From what I understand, the half-life is the amount of time that it takes for radioactive material to decay to the point where it's giving off half as much radiation as it did on day 1.
This happens at a very steady, predictable rate.
Well, emails have a “half-life” too.
And it's useful to keep this in mind when you're planning out an email course or series.
This is relevant to a question I got from subscriber Sarah :
I have a free email course I'm getting ready to launch. It's 6 days of learning, not including the sales emails that will go out afterward. Do you recommend sending an email every day and doing the whole thing in six days? or every other day (12 days)? They're not the world's shortest emails.
This is an easy one:
Send the emails back to back to back.
There's not much to gain from waiting an extra day between messages.
Individual emails have a “decay rate” in terms of open and clicks.
My experience is that you get most of the response within the first 24 hours.
Sarah's question made me curious, though, so I took a peek at several of my recent broadcast emails to get more specifics.
Here's what I found:
74% of opens and clicks occurred in the first 24 hours.
And another 15% came in the second 24 hours.
Only 11% came after the first 48 hours.
This pattern is consistent across multiple broadcasts.
I don't have access to hour-by-hour data, but based on the above I'd put the “half-life” of an email around 8-12 hours.
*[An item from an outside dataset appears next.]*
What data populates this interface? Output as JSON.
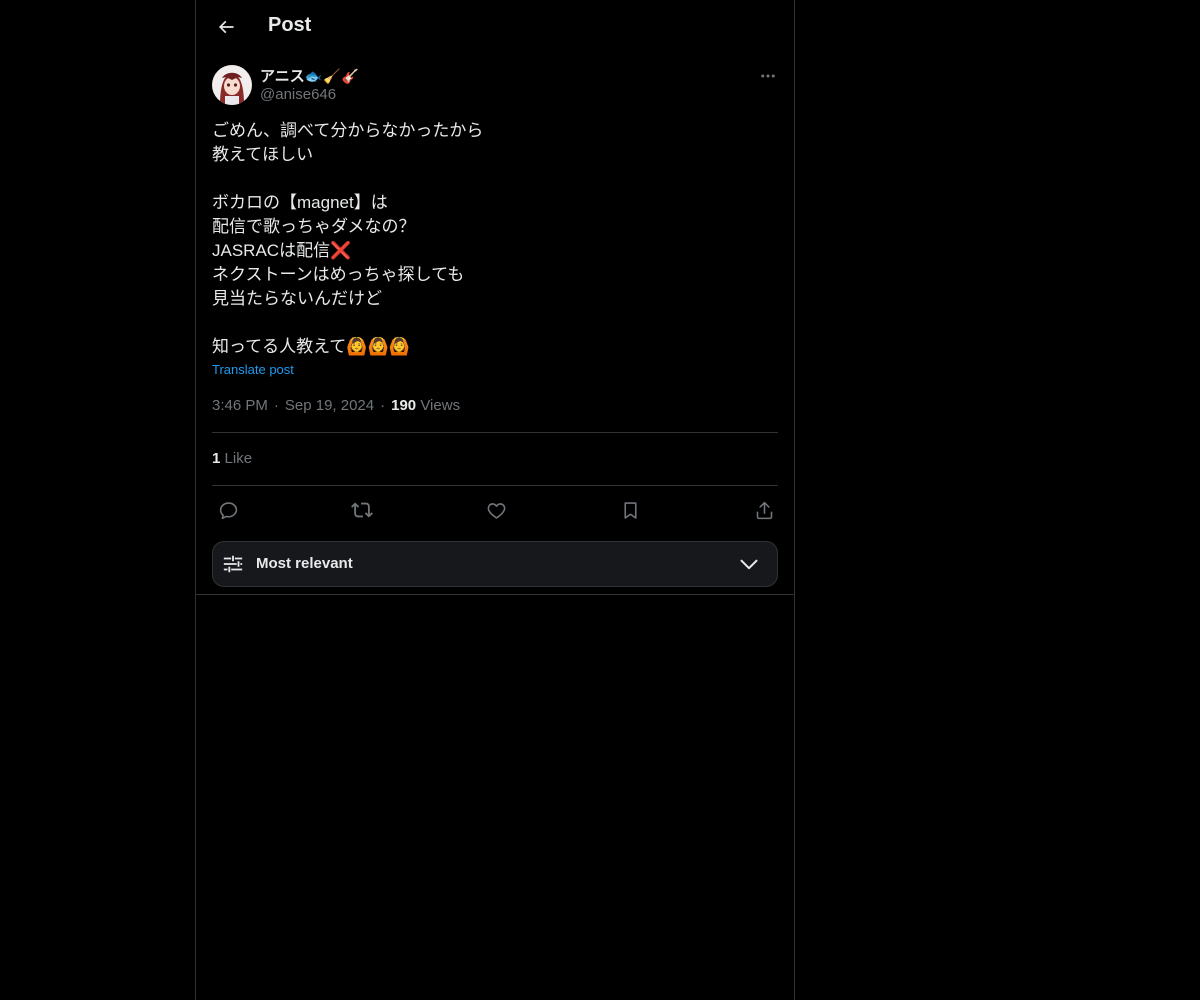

To Sarah's question, the length of the email isn't really a factor.
It's more a question of pure marketing “chemistry.”
If they haven't read your email within 24 hours, they're unlikely to see it.
And it's better to keep the email train movin' rather than wait for the stragglers to catch up.